As mentioned above, all subassemblies of tubing that will contain refrigerant are pressure-tested with nitrogen, which will reveal any flaws in the tubing and in the soldering that joins it. The entire unit is also leak-tested prior to charging with freon. Once charged, the unit is tested as a whole to ensure that it is capable of reaching design temperatures including those necessary during the defrost cycle. The unit is operated with sensors inside that determine the temperature changes over time. Sometimes the refrigerant pressures are also measured. The unit is then subjected to a final 'sniff test by a machine that detects refrigerant to ensure that no leaks have developed during testing.
Metal components that are rejected are sold to metal recycling companies. Plastic components are ground into small pieces and either reused as raw material or returned to the vendor for reuse. If a unit is rejected after it has been charged, the refrigerant is drained by special equipment and reused.
In the mid-1970s, scientists began to understand that as gases in the chlorofluorocarbon (CFC) group, which includes freon, waft upward into the stratosphere (the upper layer of the atmosphere), they gradually decompose,
In terms of freon, several intermediate steps have been taken to minimize CFC emission as researchers attempt to identify safe coolant alternatives. Refrigerator designs have been improved to reduce the amount of freon needed; leak detection systems have been installed; maintenance has been limited to trained, authorized personnel; and refrigerant is recovered and recycled whenever possible. Moreover, long-term replacements for freon are being explored. Thus far, the most promising among them is HCFC-22, which, although still a chlorofluorocarbon, contains an additional hydrogen atom that reduces the molecule's ozone-depletion capacity by 95 percent. While its cost (three to five times greater than that of freon) is problematic, HCFC-22 is presently undergoing tests to determine its toxicity.

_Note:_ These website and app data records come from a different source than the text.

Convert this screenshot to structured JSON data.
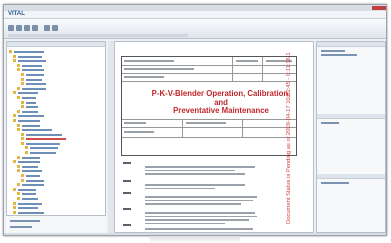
{
  "app": {
    "logo_text": "VITAL"
  },
  "document": {
    "title_line1": "P-K-V-Blender Operation, Calibration, and",
    "title_line2": "Preventative Maintenance",
    "watermark": "Document Status is Pending as of 2009-04-17 10:52:45 - 0:11:16 1"
  },
  "colors": {
    "title": "#c0262b",
    "watermark": "#d24040",
    "tree_link": "#6d8fb8",
    "tree_selected": "#d24a4a"
  }
}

CFC-containing insulation may be replaced by the same kind of vacuum insulation that is used in thermos bottles. Research indicates that vacuum insulation is more efficient in terms of both space and energy, so, at present, it appears that insulation alternatives will become viable well before freon substitutes.
Boast, Michael F. Newnes Refrigeration Pocket Book. Butterworth-Heinemann, 1991.
Cerepnalkovski, I. Modern Refrigerating Machines. Elsevier Science Publishing, 1991.
Dellino, Clive V. Cold and Chilled Storage Technology. Van Nostrand Reinhold, 1989.
Marsh, R. Warren and Olive C. Throats. Principles of Refrigeration. Delmar Publishers Inc., 1979.
Stoecker, W. F. and J. W. Jones. Refrigeration & Air Conditioning. McGraw-Hill, 1982.
"Refrigeration's Revitalization." Appliance, February 1993, pp. 54-58.
"Refrigerator Doors Have a 'Clear' Edge." Design News. January 7, 1991, p. 33.
"A $30-million Super-Efficient Refrigerator." Electrical World. July, 1992, p. 30.
Marbach, William D. "Now, An Icebox That's Cool for the Environment." Business Week. July 22, 1991, p. 65.
Murray, Charles J. "Plastic Welding Technique Aids Refrigerator Assembly: Special Parts Replace Metal Anchors on Refrigerator Liners." Design News. February 15, 1988, p. 230.
— Barry M. Marton